It's not like their PR people can say 'hey... that was a mistake on our end. let me fix that for you. Also, thanks for the millions you found we weren't skimming off of people in these zip codes!'
However... I'd bet that is occurring behind the scenes as we speak (I mean, it's 'free' money after all)
I've noticed for the last 5 years that Putin's Russia is condemned by the rest of the world for X and then their immediate response is 'Nuh uh!' and then everyone is so dumbfounded that they would dispute facts, that they end up trying to prove it harder with Russia still saying 'nuh uh'... All plays that have been adopted by Trump as well.

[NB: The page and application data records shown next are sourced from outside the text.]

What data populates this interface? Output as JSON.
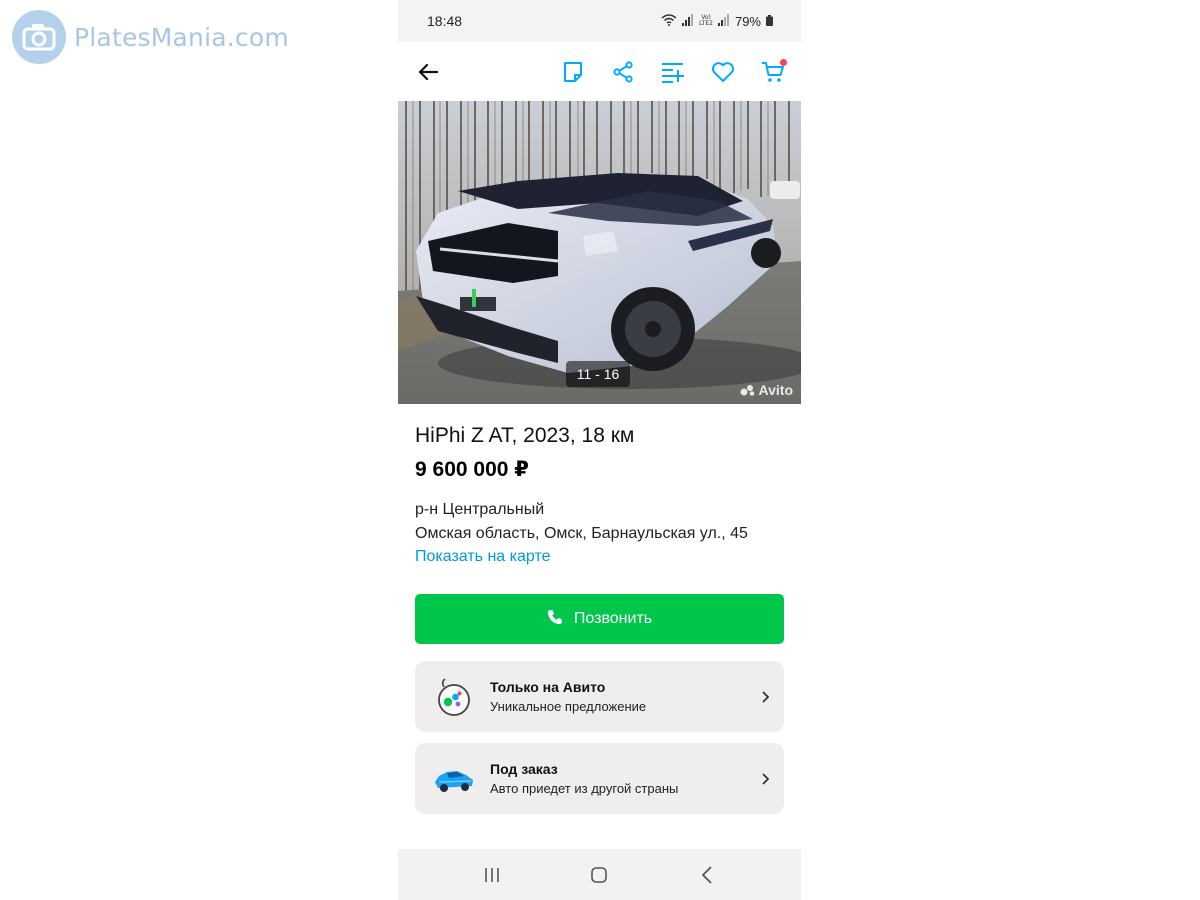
{
  "watermark": {
    "text_a": "Plates",
    "text_b": "Mania",
    "text_c": ".com"
  },
  "status": {
    "time": "18:48",
    "battery": "79%",
    "net_top": "Vo)",
    "net_bottom": "LTE2"
  },
  "toolbar": {
    "icons": [
      "back-arrow-icon",
      "note-icon",
      "share-icon",
      "compare-icon",
      "heart-icon",
      "cart-icon"
    ]
  },
  "photo": {
    "counter": "11 - 16",
    "watermark": "Avito"
  },
  "listing": {
    "title": "HiPhi Z AT, 2023, 18 км",
    "price": "9 600 000 ₽",
    "district": "р-н Центральный",
    "address": "Омская область, Омск, Барнаульская ул., 45",
    "map_link": "Показать на карте"
  },
  "call_button": {
    "label": "Позвонить"
  },
  "cards": [
    {
      "title": "Только на Авито",
      "subtitle": "Уникальное предложение",
      "icon": "avito-bubble-icon"
    },
    {
      "title": "Под заказ",
      "subtitle": "Авто приедет из другой страны",
      "icon": "car-icon"
    }
  ],
  "colors": {
    "accent": "#00c74c",
    "link": "#0099e5",
    "card_bg": "#f0eeed",
    "icon_blue": "#00aaff"
  }
}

This is unfortunate, but this playbook works. Deny Deny Deny even when you are backed into a corner. Throw out enough propaganda and astroturf in social media channels to derail debate and wait it out... unfortunately our short attention spans will forget and move onto the next outrage starting the cycle over to play out indefinitely :/
If this were codified in law, would it be easier to have a court weigh in on the constitutionality/legality of these types of requests? I mean, regulation can get slippery (see Trumps Anti-Immigration Executive Order rewrite as an example). If this particular bill were to get passed and then the government sued for overreach would that be an easier solution than the ACLU wrangling with a bunch of different regulations at a bunch of different departments? I'd expect the opinion (regardless of the way it was decided) would be more broad than any opinion about a specific regulation would be.
I really wish more municipalities would do an open access model, or even a Public-Private-Partnership with Google / Ting and give them exclusivity for x years to pay for initial investment. More competition keeps business' honest. Hard to hide below-the-line fees when you know you will upset your users and they'll pick up and go somewhere else.
Personally, that is what should have been done from the start with fiber, rather than letting a single private entity own the entire pipe...
It kills me that these slack-jawed idiots that don't use the internet are the ones in charge of it...
Things that you can't do on 4/1 that you can barely do on 25/3
- Stream Twitch (3 is paltry) - Upload a YouTube Video (still takes a LONG TIME if it is of any size) - Host a website, media server, or video game server at your home - Watch more than 1 4k stream (average US house has 3+ Tvs)
The years of users only 'consuming' data from the internet is over. It is becoming equally important that upload speeds are higher so that an individual can contribute to the internet.
Without proper internet speeds, you are in a backwater thats voice and creativity are stifled because of the hurdles you have to overcome.
These morons (O'Reilly, Pai) are the same dumb apes that think just because the public library has free internet and computers, poor people don't need internet in their homes... yet I've never seen the people making the rules take a public bus an hour each way to have basic access to the internet...
Once Denuvo made the outlandish claim that it was unhackable, they painted a target on their own back.
So at least from one perspective, they were giving the gift of a second 'free' game with each copy they sold! The winner gets bragging rights, and Denuvo's cash cow gets slain... talk about high steaks (sorry, I couldn't help myself).
Just can't wait until the ISPs start giving users the 'option' of buying packages for social networking, gaming, and movies... all with an internet cap a month. Plus don't forget the per-device fees. Want to use your own router? We can't have that... bc... viruses! Think of the children! They are doing it for your own benefit...
2017... the beginning of the end of US Internet Innovation...